The Supreme Court on Monday agreed to examine, on February 6, a plea challenging the Centre's ban on the BBC documentary in connection with the 2002 Gujarat Riots.
Advocate M.L. Sharma mentioned the plea for urgent listing before a bench headed by Chief Justice of India D.Y. Chandrachud, and the top court agreed to hear it on February 6.
The series, titled "India: The Modi Question", has been dismissed as a biased "propaganda piece" by the government.
The plea, filed by Sharma, contended that the BBC documentary and was released for public view, however due to fear of truth, the documentary has been banned from viewership in India by any means under Rule 16 of IT Act 2021.
Sharma's plea sought a direction for quashing of the January 21 order under the IT Act being illegal, malafide and arbitrary, unconstitutional and void ab-initio and ultra vires to the Constitution.
The documentary titled 'India: The Modi Question' has been banned on social media and online channels, but some students have screened it on campuses of various universities across the country.
Sharma's plea contended that the BBC documentary has reflected true facts with original recording of the victims of 2002 riots as well as others concerned involved in the scenario of riots, and it can be used for judicial justice.
The top court will also hear next week, a separate petition filed by journalist N. Ram, Trinamool Congress MP Mahua Moitra, and advocate Prashant Bhushan on taking down their tweets with links of the documentary.

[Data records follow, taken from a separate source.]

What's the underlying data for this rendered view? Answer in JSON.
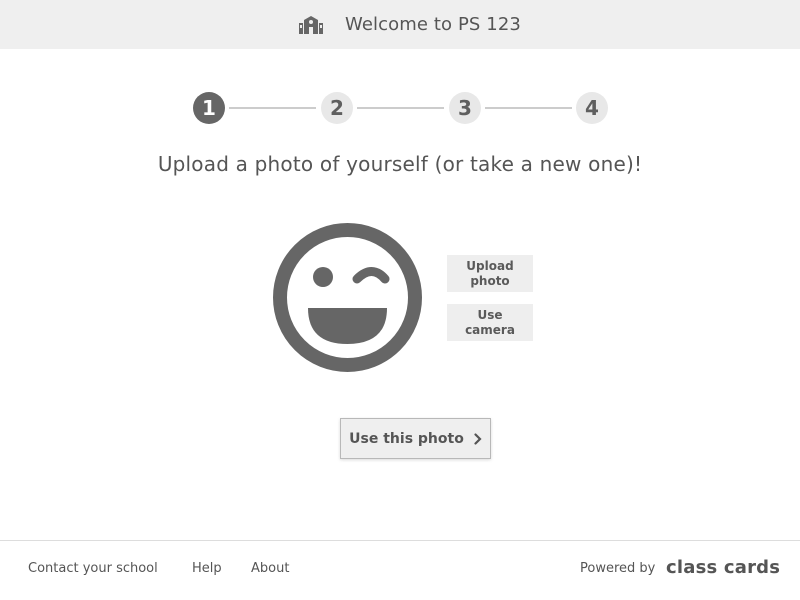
{
  "header": {
    "title": "Welcome to PS 123",
    "icon": "school-building-icon"
  },
  "stepper": {
    "steps": [
      "1",
      "2",
      "3",
      "4"
    ],
    "current_step": 1
  },
  "main": {
    "instruction": "Upload a photo of yourself (or take a new one)!",
    "avatar_icon": "winking-smiley-icon",
    "upload_label": "Upload\nphoto",
    "camera_label": "Use\ncamera",
    "use_photo_label": "Use this photo",
    "use_photo_icon": "chevron-right-icon"
  },
  "footer": {
    "links": [
      "Contact your school",
      "Help",
      "About"
    ],
    "powered_by": "Powered by",
    "brand": "class cards"
  },
  "colors": {
    "header_bg": "#efefef",
    "active_step": "#666666",
    "inactive_step": "#e8e8e8",
    "text": "#555555"
  }
}
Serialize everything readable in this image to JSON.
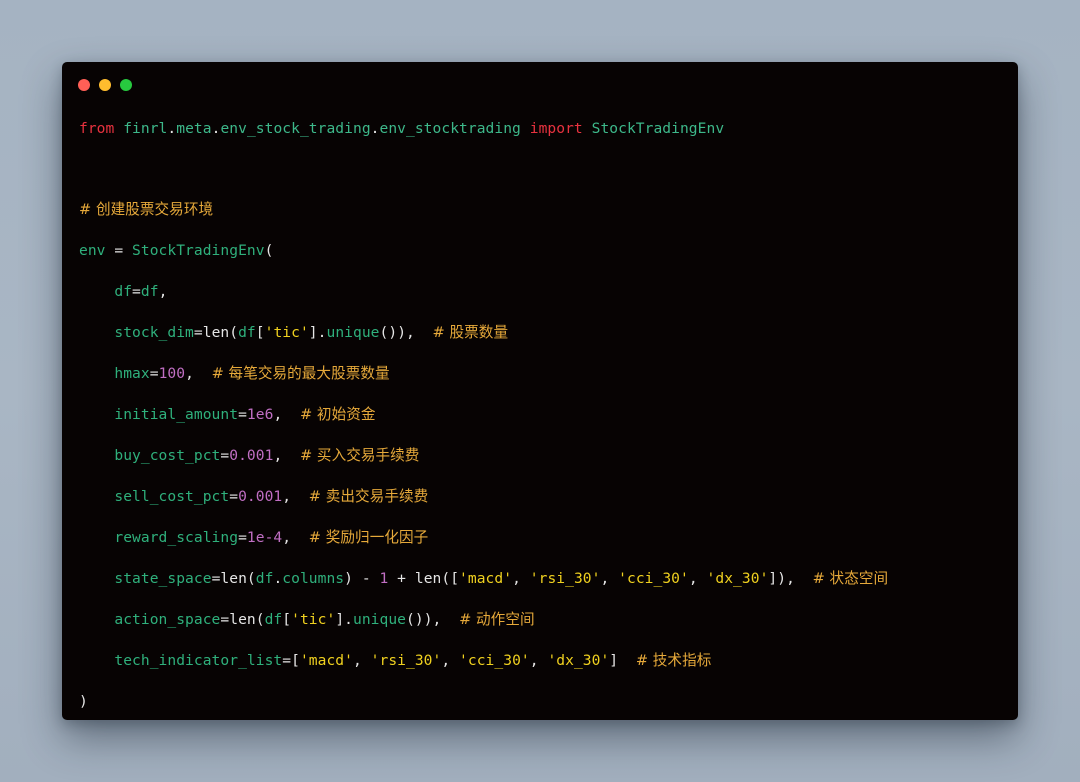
{
  "window": {
    "controls": [
      {
        "name": "close",
        "color": "#ff5f56"
      },
      {
        "name": "minimize",
        "color": "#ffbd2e"
      },
      {
        "name": "maximize",
        "color": "#27c93f"
      }
    ]
  },
  "code": {
    "lines": [
      {
        "tokens": [
          {
            "t": "from",
            "c": "kw"
          },
          {
            "t": " ",
            "c": "pn"
          },
          {
            "t": "finrl",
            "c": "mod"
          },
          {
            "t": ".",
            "c": "pn"
          },
          {
            "t": "meta",
            "c": "mod"
          },
          {
            "t": ".",
            "c": "pn"
          },
          {
            "t": "env_stock_trading",
            "c": "mod"
          },
          {
            "t": ".",
            "c": "pn"
          },
          {
            "t": "env_stocktrading",
            "c": "mod"
          },
          {
            "t": " ",
            "c": "pn"
          },
          {
            "t": "import",
            "c": "kw"
          },
          {
            "t": " ",
            "c": "pn"
          },
          {
            "t": "StockTradingEnv",
            "c": "mod"
          }
        ]
      },
      {
        "tokens": [
          {
            "t": "# 创建股票交易环境",
            "c": "cm"
          }
        ]
      },
      {
        "tokens": [
          {
            "t": "env",
            "c": "id"
          },
          {
            "t": " = ",
            "c": "pn"
          },
          {
            "t": "StockTradingEnv",
            "c": "id"
          },
          {
            "t": "(",
            "c": "pn"
          }
        ]
      },
      {
        "tokens": [
          {
            "t": "    ",
            "c": "pn"
          },
          {
            "t": "df",
            "c": "id"
          },
          {
            "t": "=",
            "c": "pn"
          },
          {
            "t": "df",
            "c": "id"
          },
          {
            "t": ",",
            "c": "pn"
          }
        ]
      },
      {
        "tokens": [
          {
            "t": "    ",
            "c": "pn"
          },
          {
            "t": "stock_dim",
            "c": "id"
          },
          {
            "t": "=len(",
            "c": "pn"
          },
          {
            "t": "df",
            "c": "id"
          },
          {
            "t": "[",
            "c": "pn"
          },
          {
            "t": "'tic'",
            "c": "str"
          },
          {
            "t": "].",
            "c": "pn"
          },
          {
            "t": "unique",
            "c": "id"
          },
          {
            "t": "()),  ",
            "c": "pn"
          },
          {
            "t": "# 股票数量",
            "c": "cm"
          }
        ]
      },
      {
        "tokens": [
          {
            "t": "    ",
            "c": "pn"
          },
          {
            "t": "hmax",
            "c": "id"
          },
          {
            "t": "=",
            "c": "pn"
          },
          {
            "t": "100",
            "c": "num"
          },
          {
            "t": ",  ",
            "c": "pn"
          },
          {
            "t": "# 每笔交易的最大股票数量",
            "c": "cm"
          }
        ]
      },
      {
        "tokens": [
          {
            "t": "    ",
            "c": "pn"
          },
          {
            "t": "initial_amount",
            "c": "id"
          },
          {
            "t": "=",
            "c": "pn"
          },
          {
            "t": "1e6",
            "c": "num"
          },
          {
            "t": ",  ",
            "c": "pn"
          },
          {
            "t": "# 初始资金",
            "c": "cm"
          }
        ]
      },
      {
        "tokens": [
          {
            "t": "    ",
            "c": "pn"
          },
          {
            "t": "buy_cost_pct",
            "c": "id"
          },
          {
            "t": "=",
            "c": "pn"
          },
          {
            "t": "0.001",
            "c": "num"
          },
          {
            "t": ",  ",
            "c": "pn"
          },
          {
            "t": "# 买入交易手续费",
            "c": "cm"
          }
        ]
      },
      {
        "tokens": [
          {
            "t": "    ",
            "c": "pn"
          },
          {
            "t": "sell_cost_pct",
            "c": "id"
          },
          {
            "t": "=",
            "c": "pn"
          },
          {
            "t": "0.001",
            "c": "num"
          },
          {
            "t": ",  ",
            "c": "pn"
          },
          {
            "t": "# 卖出交易手续费",
            "c": "cm"
          }
        ]
      },
      {
        "tokens": [
          {
            "t": "    ",
            "c": "pn"
          },
          {
            "t": "reward_scaling",
            "c": "id"
          },
          {
            "t": "=",
            "c": "pn"
          },
          {
            "t": "1e-4",
            "c": "num"
          },
          {
            "t": ",  ",
            "c": "pn"
          },
          {
            "t": "# 奖励归一化因子",
            "c": "cm"
          }
        ]
      },
      {
        "tokens": [
          {
            "t": "    ",
            "c": "pn"
          },
          {
            "t": "state_space",
            "c": "id"
          },
          {
            "t": "=len(",
            "c": "pn"
          },
          {
            "t": "df",
            "c": "id"
          },
          {
            "t": ".",
            "c": "pn"
          },
          {
            "t": "columns",
            "c": "id"
          },
          {
            "t": ") - ",
            "c": "pn"
          },
          {
            "t": "1",
            "c": "num"
          },
          {
            "t": " + len([",
            "c": "pn"
          },
          {
            "t": "'macd'",
            "c": "str"
          },
          {
            "t": ", ",
            "c": "pn"
          },
          {
            "t": "'rsi_30'",
            "c": "str"
          },
          {
            "t": ", ",
            "c": "pn"
          },
          {
            "t": "'cci_30'",
            "c": "str"
          },
          {
            "t": ", ",
            "c": "pn"
          },
          {
            "t": "'dx_30'",
            "c": "str"
          },
          {
            "t": "]),  ",
            "c": "pn"
          },
          {
            "t": "# 状态空间",
            "c": "cm"
          }
        ]
      },
      {
        "tokens": [
          {
            "t": "    ",
            "c": "pn"
          },
          {
            "t": "action_space",
            "c": "id"
          },
          {
            "t": "=len(",
            "c": "pn"
          },
          {
            "t": "df",
            "c": "id"
          },
          {
            "t": "[",
            "c": "pn"
          },
          {
            "t": "'tic'",
            "c": "str"
          },
          {
            "t": "].",
            "c": "pn"
          },
          {
            "t": "unique",
            "c": "id"
          },
          {
            "t": "()),  ",
            "c": "pn"
          },
          {
            "t": "# 动作空间",
            "c": "cm"
          }
        ]
      },
      {
        "tokens": [
          {
            "t": "    ",
            "c": "pn"
          },
          {
            "t": "tech_indicator_list",
            "c": "id"
          },
          {
            "t": "=[",
            "c": "pn"
          },
          {
            "t": "'macd'",
            "c": "str"
          },
          {
            "t": ", ",
            "c": "pn"
          },
          {
            "t": "'rsi_30'",
            "c": "str"
          },
          {
            "t": ", ",
            "c": "pn"
          },
          {
            "t": "'cci_30'",
            "c": "str"
          },
          {
            "t": ", ",
            "c": "pn"
          },
          {
            "t": "'dx_30'",
            "c": "str"
          },
          {
            "t": "]  ",
            "c": "pn"
          },
          {
            "t": "# 技术指标",
            "c": "cm"
          }
        ]
      },
      {
        "tokens": [
          {
            "t": ")",
            "c": "pn"
          }
        ]
      }
    ]
  }
}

"The contents of the BBC Documentary and the tweets by Petitioner No. 2 (Bhushan) &3 (Moitra) are protected under Article 19(1)(a) of the Constitution of India. The contents of the documentary series do not fall under any of the restrictions specified in Article 19(2) or B restrictions imposed under Section 69A of the IT Act, 2000," said the plea by Ram and others.
The government has blocked the sharing of any clips from the documentary on social media. Students' organisations and opposition parties have organised public screenings of the documentary, to protest against the ban.
The plea by Ram and others argued that the apex court has categorically laid down that criticism of the government or its policies or even the judgment of the Supreme Court does not tantamount to violating the sovereignty and integrity of India.
"Censoring the freedom of speech and expression of the petitioners by the Executive through opaque orders and proceedings is manifestly arbitrary as it frustrates the fundamental right of petitioners to effectively seek judicial review of administrative actions under Article 226 and Article 32 of the constitution of India in violation of the Basic Structure of the Constitution of India," added the plea.